On the much higher end of the salary spectrum, I think it’s fair to call Chicago’s Zach LaVine a “playmaker” as well. The two-time All-Star talent is on a supermax contract, so matching salaries for LaVine, who shares Drew Hanlen as a trainer along with Joel Embiid and Tyrese Maxey, wouldn’t be simple.
But when healthy, the former Timberwolves guard (once traded for Jimmy Butler) is a dynamic scorer and can drain triples off the dribble or catch.
We’ve also heard names like Washington’s Tyus Jones bandied about the blogosphere but the solid backup play from Philly’s Patrick Beverley may cause Morey and co. to feel they have that Tyrese Maxey backup role covered for now.
I’m not sure there is a team in the NBA who wouldn’t love another three-and-D wing (or four). As noted, Morey wants players who can help on both ends of the floor, because he thinks one-way players (e.g. Matisse Thybulle in the past provided defense only) tend to struggle more come playoff time.
But who is out there?
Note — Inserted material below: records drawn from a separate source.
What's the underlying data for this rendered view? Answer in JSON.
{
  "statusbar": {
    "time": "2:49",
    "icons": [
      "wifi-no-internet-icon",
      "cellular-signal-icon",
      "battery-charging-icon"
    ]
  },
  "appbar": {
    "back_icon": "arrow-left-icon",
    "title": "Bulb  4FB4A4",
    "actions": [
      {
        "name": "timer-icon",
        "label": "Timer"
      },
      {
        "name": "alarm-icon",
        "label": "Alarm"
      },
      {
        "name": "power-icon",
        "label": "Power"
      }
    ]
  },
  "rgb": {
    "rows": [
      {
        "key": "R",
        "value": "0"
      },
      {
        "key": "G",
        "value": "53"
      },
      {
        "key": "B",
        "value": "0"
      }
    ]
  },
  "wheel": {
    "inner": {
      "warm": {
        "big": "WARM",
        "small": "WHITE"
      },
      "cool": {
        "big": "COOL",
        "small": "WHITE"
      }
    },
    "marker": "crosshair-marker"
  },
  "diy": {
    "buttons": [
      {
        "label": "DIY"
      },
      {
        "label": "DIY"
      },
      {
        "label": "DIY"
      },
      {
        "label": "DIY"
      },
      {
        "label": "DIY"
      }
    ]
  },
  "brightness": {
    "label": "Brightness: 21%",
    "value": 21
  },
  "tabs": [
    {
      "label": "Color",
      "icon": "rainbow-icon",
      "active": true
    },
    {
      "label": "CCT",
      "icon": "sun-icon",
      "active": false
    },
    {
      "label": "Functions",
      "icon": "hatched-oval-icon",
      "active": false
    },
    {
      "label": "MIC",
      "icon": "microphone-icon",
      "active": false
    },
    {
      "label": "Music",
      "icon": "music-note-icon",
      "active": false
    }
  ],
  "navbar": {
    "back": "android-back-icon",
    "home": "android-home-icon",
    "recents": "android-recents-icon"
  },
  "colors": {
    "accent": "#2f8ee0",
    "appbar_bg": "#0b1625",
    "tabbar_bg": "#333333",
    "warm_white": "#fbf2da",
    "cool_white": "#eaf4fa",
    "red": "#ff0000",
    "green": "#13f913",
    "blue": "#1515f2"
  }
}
Our Bryan Toporek made a very compelling case that the Sixers should stay away from a player with a talent-to-salary ratio like Zach LaVine’s because of the new CBA’s punitive measures for franchises dishing out three max deals. In that same piece, Toporek argued that a player like Brooklyn Nets’ Mikal Bridges, on the other hand, would represent the ideal target; even if the Nets don’t want to make the Villanova stud available. Boo.
But what about a name like Brooklyn’s Dorian Finney-Smith or Royce O’Neal? Heck, I suppose we could even lump Caruso in this category as well if we wanted. I’ve been a fan of Knicks guard/wing Quentin Grimes. And if the price were right there, perhaps Nick Nurse could find a way to get more out of the talented stopper than Tom Thibodeau has to date.
Of course, many of us were hoping the Sixers could have landed current Knicks’ forward OG Anunoby before he was dealt by Toronto. But these are at least the types of players the Sixers might be able to really benefit from; especially as names like De’Anthony Melton and Robert Covington battle injury.
Ahhh, the backup big spot. The age-old conundrum in Embiid’s career. From Amir Johnson to Greg Monroe to DeAndre Jordan....it’s been a fun ride!
Has Paul Reed earned enough of Nurse’s trust to hold down the gig? Can Mo Bamba reliably spell Reed on nights Embiid may be nursing an injury? Or do they need reinforcements here?
Our Josh Grieb has been keeping tabs on this question/issue all season long: do the Sixers have enough depth at backup five?
Morey, of course, may prefer to look toward the buyout market for reserve bigs we wouldn’t expect to play much by the second round of the playoffs, however.
What else do the Sixers need to help Joel Embiid, Tyrese Maxey and co. win a title this year?
Remember, if they don’t use all of their current assets, they can have as many as five first-round picks to offer up come 2024 NBA Draft day. So any move they make along the margins this winter might detract from what they can do (in terms of picks and salary cap space) come the offseason.
There are no easy answers. Vote here for the team’s biggest need as the deadline approaches.